My baseball spirts were given a lift this month watching spring baseball games, but not in spring training. They were lifted by an unlikely group — players from the Czech Republic’s national baseball team in the World Baseball Classic.

Some of my readers might not know that the landlocked country in the middle of Europe even has a baseball team. After all, Czechs have a climate throughout their country similar to that of Illinois, without any warm weather destinations within their borders like Florida or Arizona. How could they develop baseball players?

But they did, enough to make it to the World Baseball Classic this spring, along with 19 other qualifying teams from around the world. They had to defeat other teams from Europe, including a deciding victory over Germany, to make it to the global tournament. It was the Czechs’ first ever trip to the WBC.
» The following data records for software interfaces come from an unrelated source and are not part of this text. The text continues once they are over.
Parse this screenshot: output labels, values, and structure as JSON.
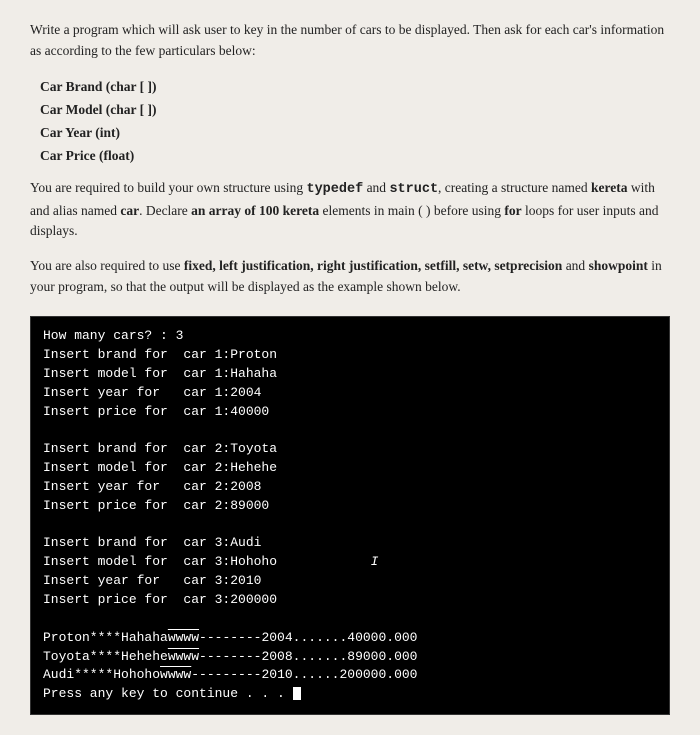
{
  "description": "Programming assignment page with terminal output",
  "intro": {
    "paragraph": "Write a program which will ask user to key in the number of cars to be displayed. Then ask for each car's information as according to the few particulars below:"
  },
  "car_fields": [
    "Car Brand (char [ ])",
    "Car Model (char [ ])",
    "Car Year (int)",
    "Car Price (float)"
  ],
  "paragraph2": "You are required to build your own structure using typedef and struct, creating a structure named kereta with and alias named car. Declare an array of 100 kereta elements in main ( ) before using for loops for user inputs and displays.",
  "paragraph3": "You are also required to use fixed, left justification, right justification, setfill, setw, setprecision and showpoint in your program, so that your output will be displayed as the example shown below.",
  "terminal": {
    "lines": [
      "How many cars? : 3",
      "Insert brand for  car 1:Proton",
      "Insert model for  car 1:Hahaha",
      "Insert year for   car 1:2004",
      "Insert price for  car 1:40000",
      "",
      "Insert brand for  car 2:Toyota",
      "Insert model for  car 2:Hehehe",
      "Insert year for   car 2:2008",
      "Insert price for  car 2:89000",
      "",
      "Insert brand for  car 3:Audi",
      "Insert model for  car 3:Hohoho",
      "Insert year for   car 3:2010",
      "Insert price for  car 3:200000",
      "",
      "Proton****Hahahaˆˆˆˆ--------2004.......40000.000",
      "Toyota****Heheheˆˆˆˆ--------2008.......89000.000",
      "Audi*****Hohohoˆˆˆˆ--------2010......200000.000",
      "Press any key to continue . . . _"
    ]
  }
}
What lifted my spirits especially was knowing that just about every player on the team played baseball as a sideline. They work at ordinary jobs to support themselves, and they include a firefighter, a teacher, an accountant and a building contractor. Their manager is a neurosurgeon, a former ball player who still enjoys the game, as a sideline.

They play baseball for the love of the game, not for the fame or the money—baseball at its purest. Some of them have played baseball in the United States, in colleges or in the minor leagues, none in the major leagues. Now they are playing simply because they enjoy the game.

In their first game of the WBC tournament the Czechs defeated the team from China, 8 to 5, on a come-from-behind home run in the ninth inning. The cheers of 200 Czech fans who had traveled more than 5,000 miles to Tokyo to the tournament reverberated through the stadium.

Almost all of the Czech players were born and raised in the Czech Republic and still live and work there. They were going against teams filled with professional players, many from the major leagues in the United States. Perhaps the best example was their game with Japan, featuring one of the major league’s best players, if not the best, Shohei Ohtani.

The game against Japan was a good example of the Czechs being David against a Goliath at the WBC. Japan’s team was filled with professionals who played baseball for a living in a country that has valued baseball since the end of World War II and has developed many outstanding players.

The Japanese pitcher against the Czechs was a young star, whose fastball was regularly clocked at more than 100 miles per hour. Meanwhile, the Czech pitcher, whose profession is a building contractor, specializes in slow change-ups. In fact, during the game his fastest pitch was 79 miles per hour.

I watched the game on Fox Sports TV on a recording, since it was played in Japan with a California start time of 2 a.m.  The first two-and-a-half innings were entertaining for me, since the Czechs led 1-0 going into the bottom of the third inning, to the astonishment of the announcers.

But then the Japanese players figured out the Czech pitcher’s speed and started scoring a bunch of runs. The final score was Japan 10, the Czech Republic 2.

Even in the loss, I was proud of the Czech underdogs, so much so that I ordered a Czech Republic team baseball cap. When I get the cap and start wearing it, I’m sure many Los Banosans will wonder what does the “CR” stand for.

The following day the Czechs lost to Korea, another team with professional players, 7 to 3. That game was essentially over after the first inning, when the Koreans scored five runs. In their fourth game, which I also watched on television, the Czechs battled Australia even for six innings before the Australians eventually won.

The Czechs did not advance beyond the first round, but I still feel proud of the Czech Republic team making it to the World Baseball Classic and earning a victory. The Czechs are  an example to underdogs everywhere and an inspiration to underdog teams in the major leagues, which are about to start their regular season on March 30.

Moreover, the spirit of the Czechs seemed to infuse all the teams in the World Baseball Classic. Other games I watched, including the championship game between Japan and the U.S.A., seemed to exhibit a spirit of camaraderie and sportsmanship not always seen in Major League baseball games.

I feel I need to add this disclaimer, as a part of truth in column-writing. My ancestry is Czech. All four of my grandparents were born near Prague, when it was then in Czechoslovakia.

I’ve kept a close eye on the country since I was a kid when it was under the domination of the Soviet Union. I rejoiced in 1968 seeing the “Prague Spring,”  when it looked like Czechs would be getting more freedom. I then grieved when Soviet tanks soon after rumbled through Prague, returning the country to a dictatorship.

I rejoiced again for good in 1989 when, after the Berlin wall fell and the Soviet Union domination was ending in eastern Europe, Czechoslovakia became a free and independent country. Later the Czechs and the Slovaks decided to split, and my ancestors’ home became the Czech Republic.

The Czechs for as long as I can remember have been underdogs, but they have never quit fighting, as shown recently by their national baseball team. And, being a longtime Chicago Cubs fan, I’m a sucker for underdogs.